» **Source material**:
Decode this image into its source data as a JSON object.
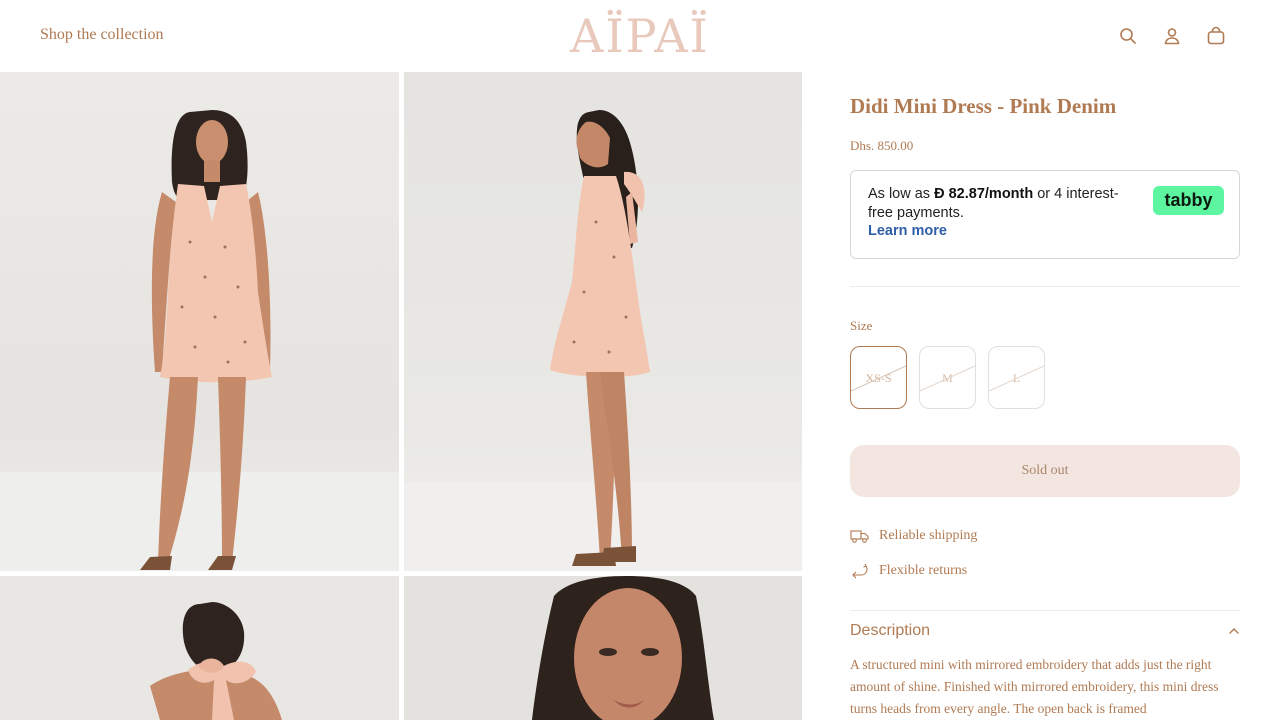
{
  "header": {
    "shop_link": "Shop the collection",
    "logo": "AÏPAÏ",
    "icons": [
      "search-icon",
      "account-icon",
      "cart-icon"
    ]
  },
  "product": {
    "title": "Didi Mini Dress - Pink Denim",
    "price": "Dhs. 850.00",
    "tabby": {
      "prefix": "As low as ",
      "currency_symbol": "Ð",
      "amount": " 82.87/month",
      "suffix": " or 4 interest-free payments.",
      "learn_more": "Learn more",
      "badge": "tabby"
    },
    "size_label": "Size",
    "sizes": [
      {
        "label": "XS-S",
        "selected": true,
        "available": false
      },
      {
        "label": "M",
        "selected": false,
        "available": false
      },
      {
        "label": "L",
        "selected": false,
        "available": false
      }
    ],
    "sold_out": "Sold out",
    "features": [
      {
        "icon": "truck-icon",
        "label": "Reliable shipping"
      },
      {
        "icon": "return-arrow-icon",
        "label": "Flexible returns"
      }
    ],
    "description": {
      "title": "Description",
      "text": "A structured mini with mirrored embroidery that adds just the right amount of shine. Finished with mirrored embroidery, this mini dress turns heads from every angle. The open back is framed"
    }
  },
  "colors": {
    "accent": "#b07a52",
    "logo": "#e8c9bb",
    "sold_out_bg": "#f3e5df",
    "tabby_badge": "#5ef5a1",
    "learn_more": "#2f5fa8"
  }
}
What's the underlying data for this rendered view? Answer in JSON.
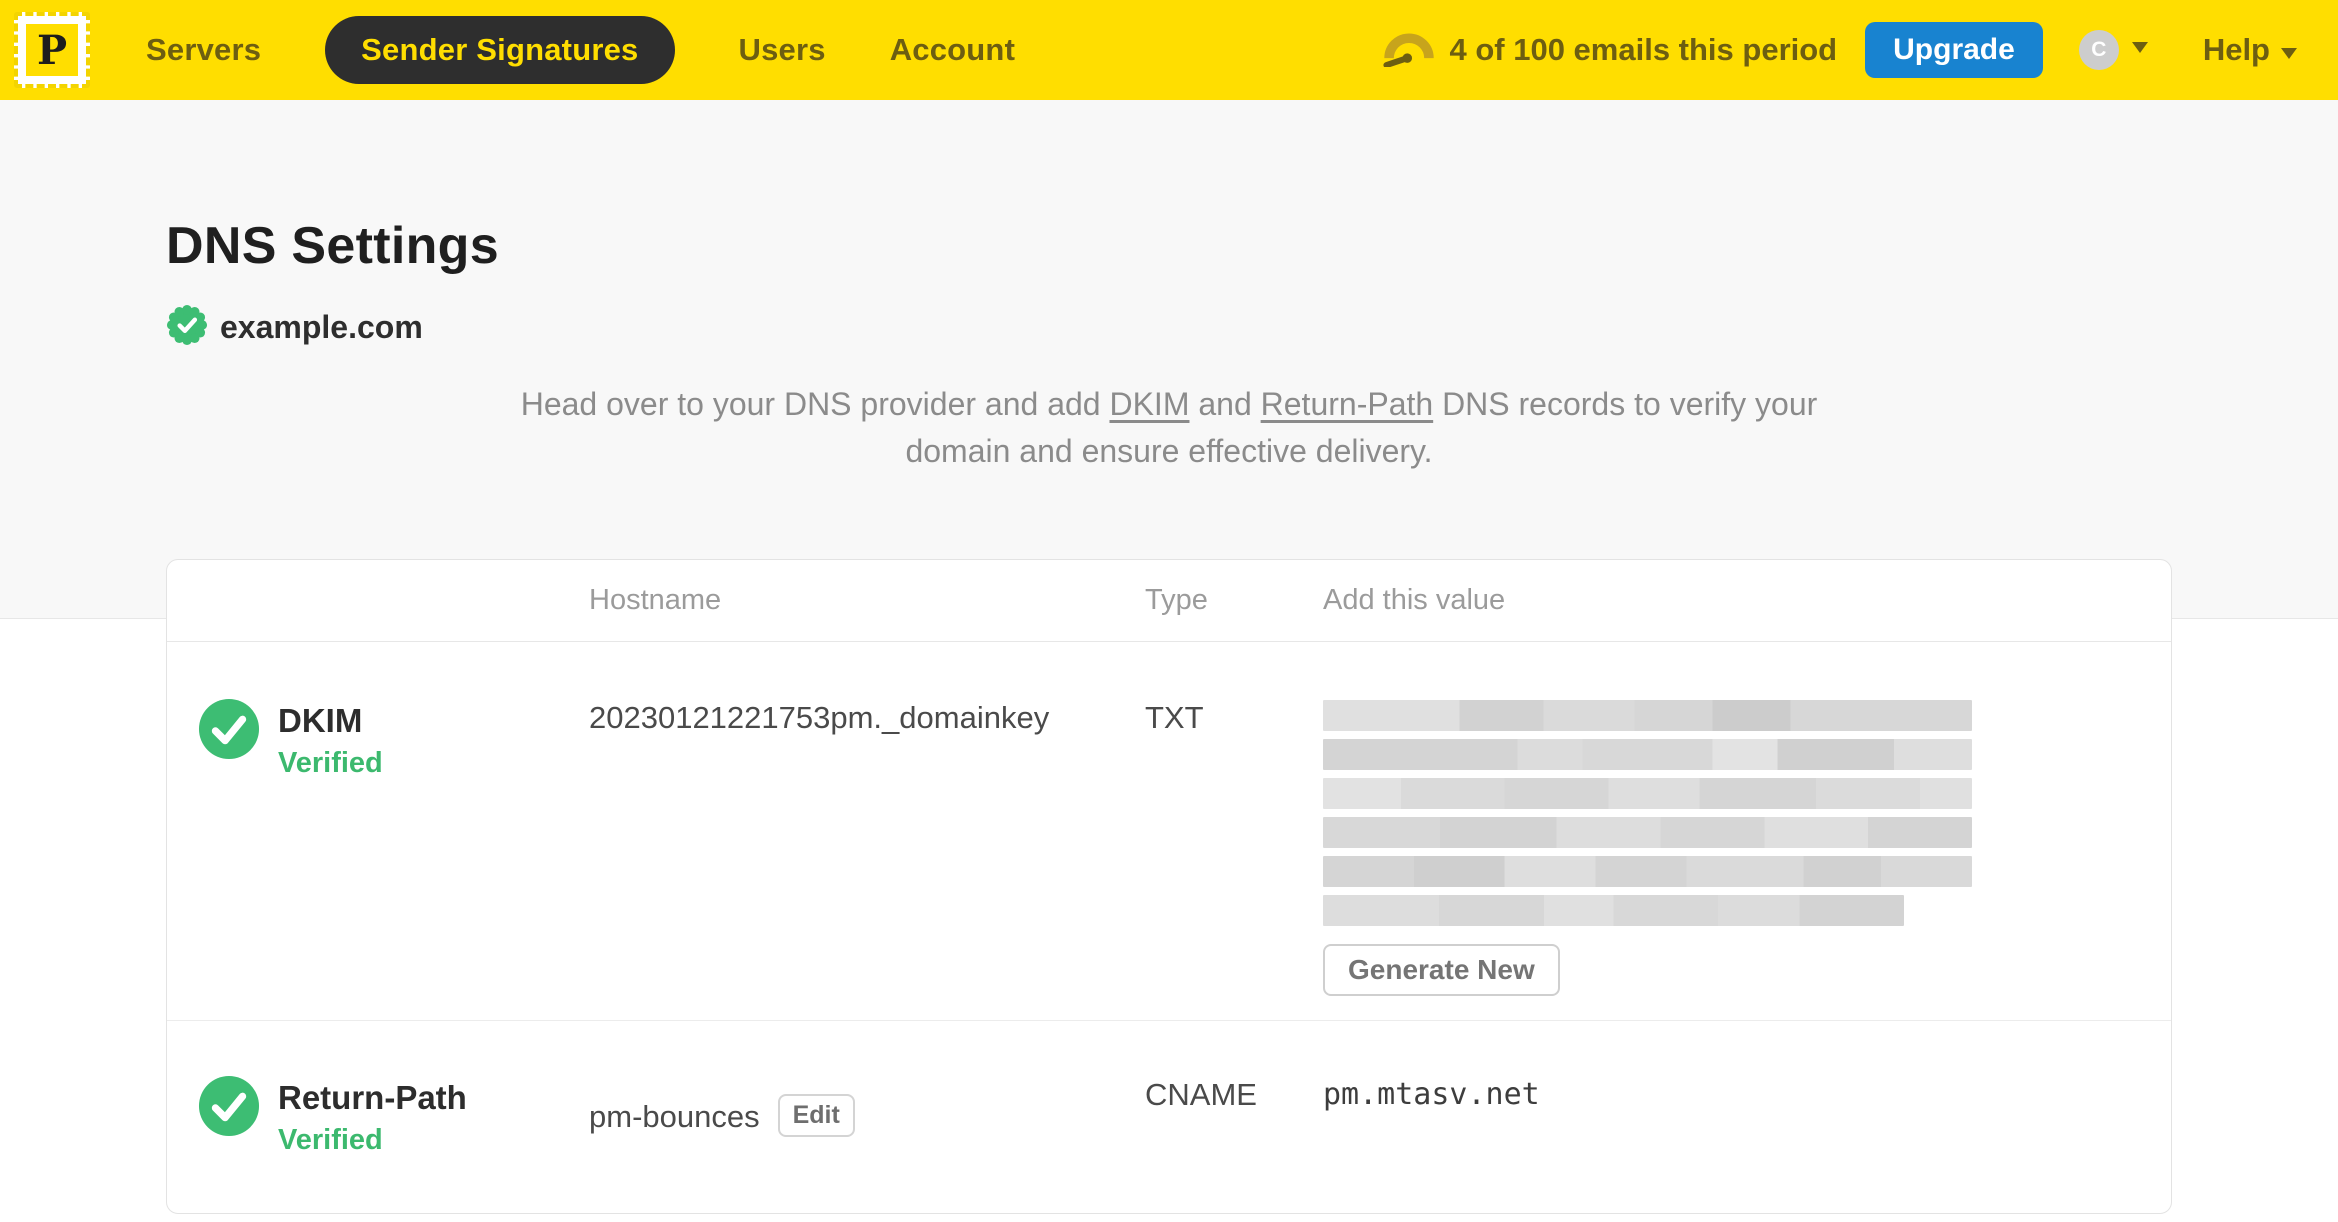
{
  "colors": {
    "brand_yellow": "#FFDE00",
    "nav_text_olive": "#6d5e11",
    "active_pill_bg": "#2e2e2e",
    "upgrade_blue": "#1883D0",
    "verified_green": "#3DBD73",
    "verified_text_green": "#3CB96E",
    "page_bg_top": "#F8F8F8"
  },
  "nav": {
    "logo_letter": "P",
    "items": [
      {
        "label": "Servers",
        "active": false
      },
      {
        "label": "Sender Signatures",
        "active": true
      },
      {
        "label": "Users",
        "active": false
      },
      {
        "label": "Account",
        "active": false
      }
    ],
    "usage": {
      "icon": "gauge-icon",
      "text": "4 of 100 emails this period"
    },
    "upgrade_label": "Upgrade",
    "avatar_initial": "C",
    "help_label": "Help"
  },
  "page": {
    "title": "DNS Settings",
    "domain": "example.com",
    "domain_badge": "verified-seal-icon",
    "intro": {
      "part1": "Head over to your DNS provider and add ",
      "link1": "DKIM",
      "part2": " and ",
      "link2": "Return-Path",
      "part3": " DNS records to verify your domain and ensure effective delivery."
    }
  },
  "table": {
    "headers": {
      "hostname": "Hostname",
      "type": "Type",
      "value": "Add this value"
    },
    "rows": [
      {
        "name": "DKIM",
        "status": "Verified",
        "hostname": "20230121221753pm._domainkey",
        "type": "TXT",
        "value_redacted": true,
        "redacted_line_widths_pct": [
          100,
          100,
          100,
          100,
          100,
          89.5
        ],
        "action_label": "Generate New"
      },
      {
        "name": "Return-Path",
        "status": "Verified",
        "hostname": "pm-bounces",
        "edit_label": "Edit",
        "type": "CNAME",
        "value": "pm.mtasv.net"
      }
    ]
  }
}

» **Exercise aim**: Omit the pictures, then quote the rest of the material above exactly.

» **Task response**:
Decode this image into its source data as a JSON object.
{
  "header": {
    "shop_link": "Shop the collection",
    "logo": "AÏPAÏ",
    "icons": [
      "search-icon",
      "account-icon",
      "cart-icon"
    ]
  },
  "product": {
    "title": "Didi Mini Dress - Pink Denim",
    "price": "Dhs. 850.00",
    "tabby": {
      "prefix": "As low as ",
      "currency_symbol": "Ð",
      "amount": " 82.87/month",
      "suffix": " or 4 interest-free payments.",
      "learn_more": "Learn more",
      "badge": "tabby"
    },
    "size_label": "Size",
    "sizes": [
      {
        "label": "XS-S",
        "selected": true,
        "available": false
      },
      {
        "label": "M",
        "selected": false,
        "available": false
      },
      {
        "label": "L",
        "selected": false,
        "available": false
      }
    ],
    "sold_out": "Sold out",
    "features": [
      {
        "icon": "truck-icon",
        "label": "Reliable shipping"
      },
      {
        "icon": "return-arrow-icon",
        "label": "Flexible returns"
      }
    ],
    "description": {
      "title": "Description",
      "text": "A structured mini with mirrored embroidery that adds just the right amount of shine. Finished with mirrored embroidery, this mini dress turns heads from every angle. The open back is framed"
    }
  },
  "colors": {
    "accent": "#b07a52",
    "logo": "#e8c9bb",
    "sold_out_bg": "#f3e5df",
    "tabby_badge": "#5ef5a1",
    "learn_more": "#2f5fa8"
  }
}
What's the underlying data for this rendered view? Answer in JSON.
{
  "colors": {
    "brand_yellow": "#FFDE00",
    "nav_text_olive": "#6d5e11",
    "active_pill_bg": "#2e2e2e",
    "upgrade_blue": "#1883D0",
    "verified_green": "#3DBD73",
    "verified_text_green": "#3CB96E",
    "page_bg_top": "#F8F8F8"
  },
  "nav": {
    "logo_letter": "P",
    "items": [
      {
        "label": "Servers",
        "active": false
      },
      {
        "label": "Sender Signatures",
        "active": true
      },
      {
        "label": "Users",
        "active": false
      },
      {
        "label": "Account",
        "active": false
      }
    ],
    "usage": {
      "icon": "gauge-icon",
      "text": "4 of 100 emails this period"
    },
    "upgrade_label": "Upgrade",
    "avatar_initial": "C",
    "help_label": "Help"
  },
  "page": {
    "title": "DNS Settings",
    "domain": "example.com",
    "domain_badge": "verified-seal-icon",
    "intro": {
      "part1": "Head over to your DNS provider and add ",
      "link1": "DKIM",
      "part2": " and ",
      "link2": "Return-Path",
      "part3": " DNS records to verify your domain and ensure effective delivery."
    }
  },
  "table": {
    "headers": {
      "hostname": "Hostname",
      "type": "Type",
      "value": "Add this value"
    },
    "rows": [
      {
        "name": "DKIM",
        "status": "Verified",
        "hostname": "20230121221753pm._domainkey",
        "type": "TXT",
        "value_redacted": true,
        "redacted_line_widths_pct": [
          100,
          100,
          100,
          100,
          100,
          89.5
        ],
        "action_label": "Generate New"
      },
      {
        "name": "Return-Path",
        "status": "Verified",
        "hostname": "pm-bounces",
        "edit_label": "Edit",
        "type": "CNAME",
        "value": "pm.mtasv.net"
      }
    ]
  }
}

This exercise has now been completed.